Today, living historians recreate the sights, sounds, and smells of the past with guided tours, demonstrations and special events like the "Living Encampment" where visitors can learn from site interpreters about trading sessions, Indian sign language, freighting with oxen, carpentry, and blacksmithing, making of adobe bricks, cooking over an open hearth, historic gardening, bullet making, or hide skinning. Visitors are also invited to browse from room to room as they get a feel, first hand, of life at the fort in the 1840s. A store is also on site where books, common products, and goods appropriate to the time are sold to the public.
The fort, which is managed and operated by the National Park Service, is open 7 days a week. Winter hours are 9:00 AM to 4:00 PM from September 1 through May 31. Summer hours are 8:00 AM to 5:30 PM from June 1 through August 31.
Bent's Fort will be closed Thanksgiving, Christmas and New Year's Day.
Bent's Fort is accessed via U.S. Highway 50 and Highway 194.
From La Junta, Colorado on U.S. Highway 50, take Highway 109 north 1 mile to Highway 194, then east on Highway 194 six miles to the fort.
From Las Animas, Colorado, on U.S. Highway 50, take Highway 194 west 13 miles.
Set your GPS to 35110 State Highway 194 E., La Junta, CO.
Amtrak trains have a stop in La Junta. Bent's Old Fort National Historic Site is located eight miles east of La Junta and 15 miles west of Las Animas on Colorado State Highway 194 in Southeast Colorado.
Colorado Springs 110
Santa Fe, New Mexico 280
Mesa Verde National Park 340
Great Sand Dunes National Park 160

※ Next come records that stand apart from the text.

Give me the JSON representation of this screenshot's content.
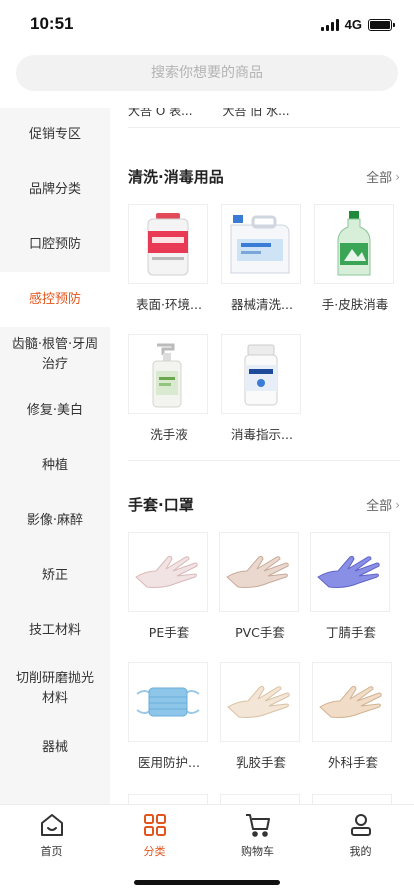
{
  "status": {
    "time": "10:51",
    "network": "4G"
  },
  "search": {
    "placeholder": "搜索你想要的商品"
  },
  "sidebar": {
    "items": [
      {
        "label": "促销专区"
      },
      {
        "label": "品牌分类"
      },
      {
        "label": "口腔预防"
      },
      {
        "label": "感控预防"
      },
      {
        "label": "齿髓·根管·牙周治疗"
      },
      {
        "label": "修复·美白"
      },
      {
        "label": "种植"
      },
      {
        "label": "影像·麻醉"
      },
      {
        "label": "矫正"
      },
      {
        "label": "技工材料"
      },
      {
        "label": "切削研磨抛光材料"
      },
      {
        "label": "器械"
      }
    ],
    "active_index": 3
  },
  "content": {
    "partial_top": [
      "大吾 O 表...",
      "大吾 旧 水..."
    ],
    "sections": [
      {
        "title": "清洗·消毒用品",
        "all_label": "全部",
        "products": [
          {
            "name": "表面·环境...",
            "icon": "wipes-canister-icon"
          },
          {
            "name": "器械清洗...",
            "icon": "cleaner-jug-icon"
          },
          {
            "name": "手·皮肤消毒",
            "icon": "green-bottle-icon"
          },
          {
            "name": "洗手液",
            "icon": "pump-bottle-icon"
          },
          {
            "name": "消毒指示...",
            "icon": "indicator-jar-icon"
          }
        ]
      },
      {
        "title": "手套·口罩",
        "all_label": "全部",
        "products": [
          {
            "name": "PE手套",
            "icon": "pe-glove-icon"
          },
          {
            "name": "PVC手套",
            "icon": "pvc-glove-icon"
          },
          {
            "name": "丁腈手套",
            "icon": "nitrile-glove-icon"
          },
          {
            "name": "医用防护...",
            "icon": "face-mask-icon"
          },
          {
            "name": "乳胶手套",
            "icon": "latex-glove-icon"
          },
          {
            "name": "外科手套",
            "icon": "surgical-glove-icon"
          }
        ]
      }
    ]
  },
  "tabbar": {
    "items": [
      {
        "label": "首页",
        "icon": "home-icon"
      },
      {
        "label": "分类",
        "icon": "category-icon"
      },
      {
        "label": "购物车",
        "icon": "cart-icon"
      },
      {
        "label": "我的",
        "icon": "user-icon"
      }
    ],
    "active_index": 1
  },
  "colors": {
    "accent": "#e2551d",
    "sidebar_bg": "#f6f6f6"
  }
}
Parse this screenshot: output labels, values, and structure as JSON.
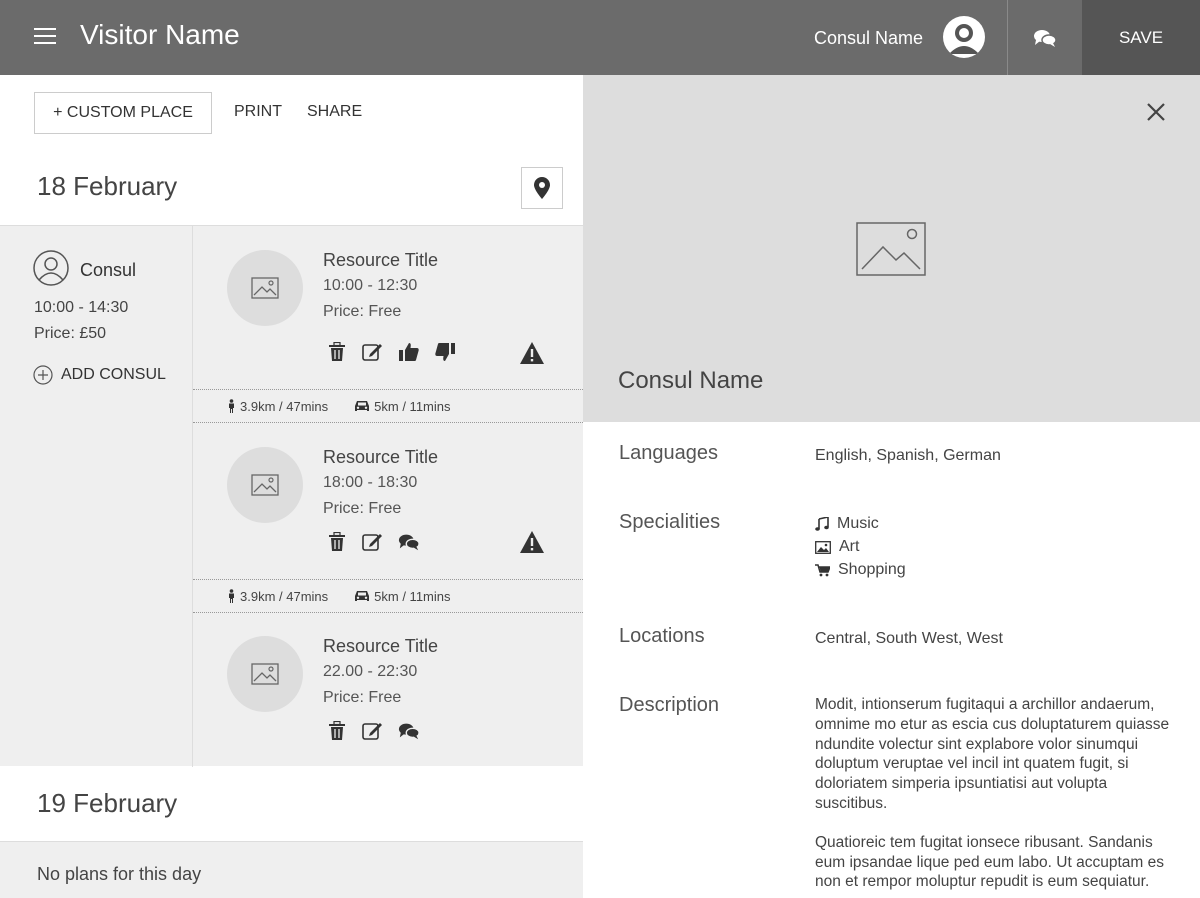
{
  "header": {
    "title": "Visitor Name",
    "consul_name": "Consul Name",
    "save_label": "SAVE"
  },
  "toolbar": {
    "custom_place_label": "+ CUSTOM PLACE",
    "print_label": "PRINT",
    "share_label": "SHARE"
  },
  "days": [
    {
      "title": "18 February",
      "consul": {
        "label": "Consul",
        "time": "10:00 - 14:30",
        "price": "Price: £50",
        "add_label": "ADD CONSUL"
      },
      "resources": [
        {
          "title": "Resource Title",
          "time": "10:00 - 12:30",
          "price": "Price: Free"
        },
        {
          "title": "Resource Title",
          "time": "18:00 - 18:30",
          "price": "Price: Free"
        },
        {
          "title": "Resource Title",
          "time": "22.00 - 22:30",
          "price": "Price: Free"
        }
      ],
      "travel": [
        {
          "walk": "3.9km / 47mins",
          "drive": "5km / 11mins"
        },
        {
          "walk": "3.9km / 47mins",
          "drive": "5km / 11mins"
        }
      ]
    },
    {
      "title": "19 February",
      "empty_text": "No plans for this day"
    }
  ],
  "panel": {
    "name": "Consul Name",
    "languages_label": "Languages",
    "languages_value": "English, Spanish, German",
    "specialities_label": "Specialities",
    "specialities": [
      "Music",
      "Art",
      "Shopping"
    ],
    "locations_label": "Locations",
    "locations_value": "Central, South West, West",
    "description_label": "Description",
    "description_p1": "Modit, intionserum fugitaqui a archillor andaerum, omnime mo etur as escia cus doluptaturem quiasse ndundite volectur sint explabore volor sinumqui doluptum veruptae vel incil int quatem fugit, si doloriatem simperia ipsuntiatisi aut volupta suscitibus.",
    "description_p2": "Quatioreic tem fugitat ionsece ribusant. Sandanis eum ipsandae lique ped eum labo. Ut accuptam es non et rempor moluptur repudit is eum sequiatur."
  }
}
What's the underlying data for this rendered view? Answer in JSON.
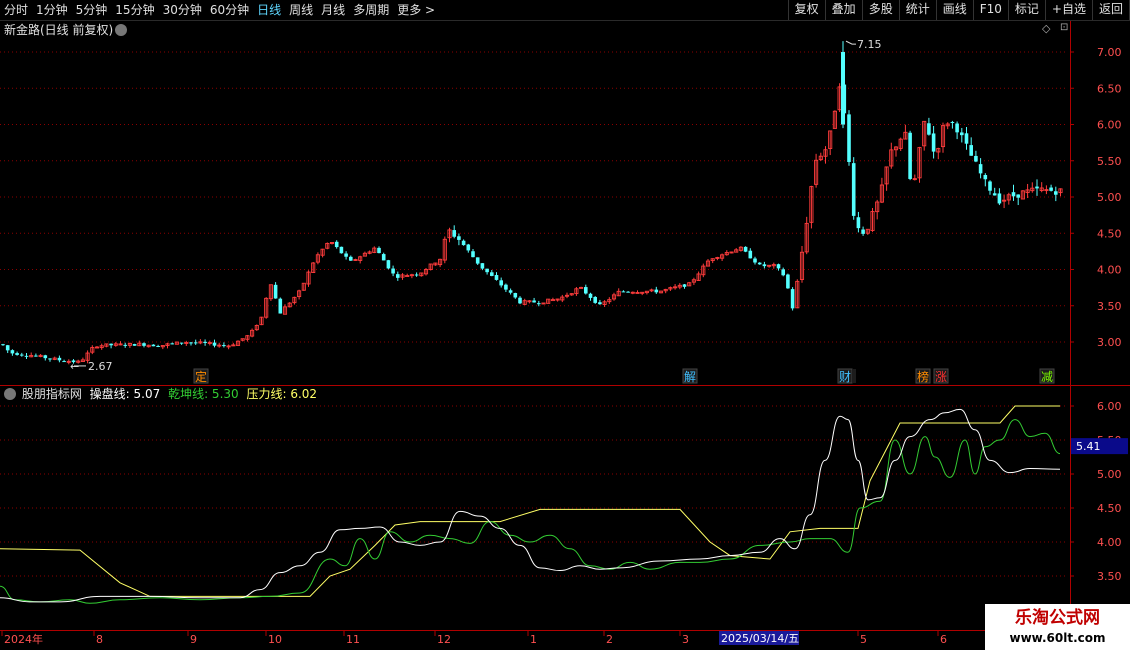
{
  "toolbar": {
    "periods": [
      "分时",
      "1分钟",
      "5分钟",
      "15分钟",
      "30分钟",
      "60分钟",
      "日线",
      "周线",
      "月线",
      "多周期",
      "更多 >"
    ],
    "active_period": "日线",
    "buttons": [
      "复权",
      "叠加",
      "多股",
      "统计",
      "画线",
      "F10",
      "标记",
      "+自选",
      "返回"
    ]
  },
  "main_chart": {
    "title": "新金路(日线 前复权)",
    "y_ticks": [
      "7.00",
      "6.50",
      "6.00",
      "5.50",
      "5.00",
      "4.50",
      "4.00",
      "3.50",
      "3.00"
    ],
    "high_label": "7.15",
    "low_label": "2.67",
    "event_markers": [
      {
        "text": "定",
        "color": "#ff8c00"
      },
      {
        "text": "解",
        "color": "#40c0ff"
      },
      {
        "text": "财",
        "color": "#40c0ff"
      },
      {
        "text": "榜",
        "color": "#ff8c00"
      },
      {
        "text": "涨",
        "color": "#ff3030"
      },
      {
        "text": "减",
        "color": "#7cfc00"
      }
    ]
  },
  "indicator": {
    "name": "股朋指标网",
    "line1_label": "操盘线: 5.07",
    "line2_label": "乾坤线: 5.30",
    "line3_label": "压力线: 6.02",
    "line1_color": "#ffffff",
    "line2_color": "#33cc33",
    "line3_color": "#ffff66",
    "y_ticks": [
      "6.00",
      "5.50",
      "5.00",
      "4.50",
      "4.00",
      "3.50"
    ],
    "current_value": "5.41"
  },
  "x_axis": {
    "labels": [
      "2024年",
      "8",
      "9",
      "10",
      "11",
      "12",
      "1",
      "2",
      "3",
      "4",
      "5",
      "6"
    ],
    "highlight_date": "2025/03/14/五"
  },
  "watermark": {
    "line1": "乐淘公式网",
    "line2": "www.60lt.com"
  },
  "colors": {
    "up": "#ff3c3c",
    "down": "#54ffff",
    "grid": "#8b0000",
    "axis": "#b00000"
  }
}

Capulin Volcano National Monument 135
Rocky Mountain National Park 240
Bent's Fort was a trading post for mountain trappers and Indians dealing in furs and buffalo robes. It became a point of supply, a social center, a place of refuge and safety, a rest and relaxation point for every white man and many Indian...
Bent's Old Fort National Historic Site features a reconstructed 1840s adobe fur trading post on the mountain branch of the Santa Fe Trail where traders, trappers, travelers, and the Cheyenne and Arapaho tribes came together in peaceful terms for trade. Today, living historians recreate the sights, sounds, and smells of the past with guided tours, demonstrations and special events...
In 1849, William Bent packed up his goods and abandoned the fort. After the end of the Mexican-American War in 1848, a number of catastrophes hit the region all at once...